        [john@martin john]$ ssh -l john gibbs

In this case it is not necessary since my username is the same, but it shows how to use the "-l" option. More information can be obtained from the manual page by typing

        [john@martin john]$ man ssh


Securely copying files with Linux


      Now we can log in safely, but what about transferring files? The more familiar program, ftp suffers from the same problems as telnet, that is, unsecurely sending username and password.

      There are several solutions to this problem, but the two that we use are scp and sftp. scp is nice in that it is "built-in" to secure shell- it is usually in the software package with secure shell. Note that this is not the case with the windows secure shell programs, but fortunately versions of both are available, pscp.exe from the same website as putty, and sftp for windows.
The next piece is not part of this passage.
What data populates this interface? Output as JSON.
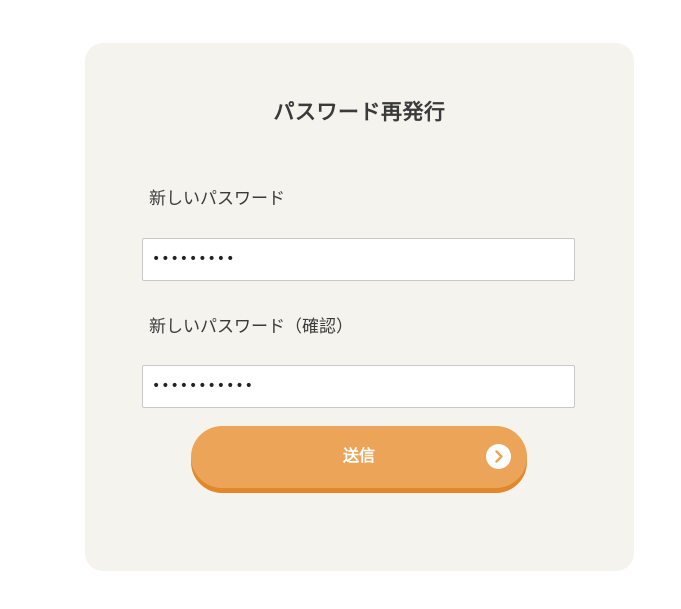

      Both scp and sftp are installed on all of our lab's computers, but only scp will be on other computers that you may use, and you will have to install sftp yourself in order to use it. The benefit to sftp is that it provides the sames features as ftp such as directory listings (ls) but over a safe connection. However, first we'll look at how to use the default, scp. The basic syntax for using scp is:

        scp [files to copy from] [files to copy to]

Whichever one of the objects (from or to) is on the remote computer has to have the additional information of your login name and the computer name. Thus, to put the file "test.f" from my current computer to my home directory on gibbs, I would type:

        [john@martin john]$ scp test.f john@gibbs:/home/john

this can even be simplified to:

        [john@martin john]$ scp test.f john@gibbs:

To get a file called "test_b.f" from my home directory in gibbs, I would type:

        [john@martin john]$ scp john@gibbs:test_b.f ./

Where the "./" signifies the directory I'm currently in as the place to put the file "test_b.f".

      To install sftp on a computer that doesn't have it, you need to get the source code from the developer's website, here.

The use of sftp is very similar to ssh (in fact it uses ssh to function). For example, to open a connection to gibbs, I would do the following:

        [john@martin john]$ sftp -l john gibbs
        Enter passphrase for RSA key 'john@martin.chem.umn.edu':

        sftp> help

will print out a list of commands and their usage. The "-l [username]" is used exactly the same as above. To put our file "test.f" onto gibbs, we would type:

        sftp> put test.f

To get our file "test_b.f" from gibbs, we would type:

        sftp> get test_b.f

As always, more information on use can be found in the manual page by typing

        [john@martin john]$ man sftp

Since there are alot of reasons why something might not work, one good thing to do is trial and error with variants on the commands found in the manual page. This usually works.


Links of Interest


Linux Security


Pretty Good Privacy Encryption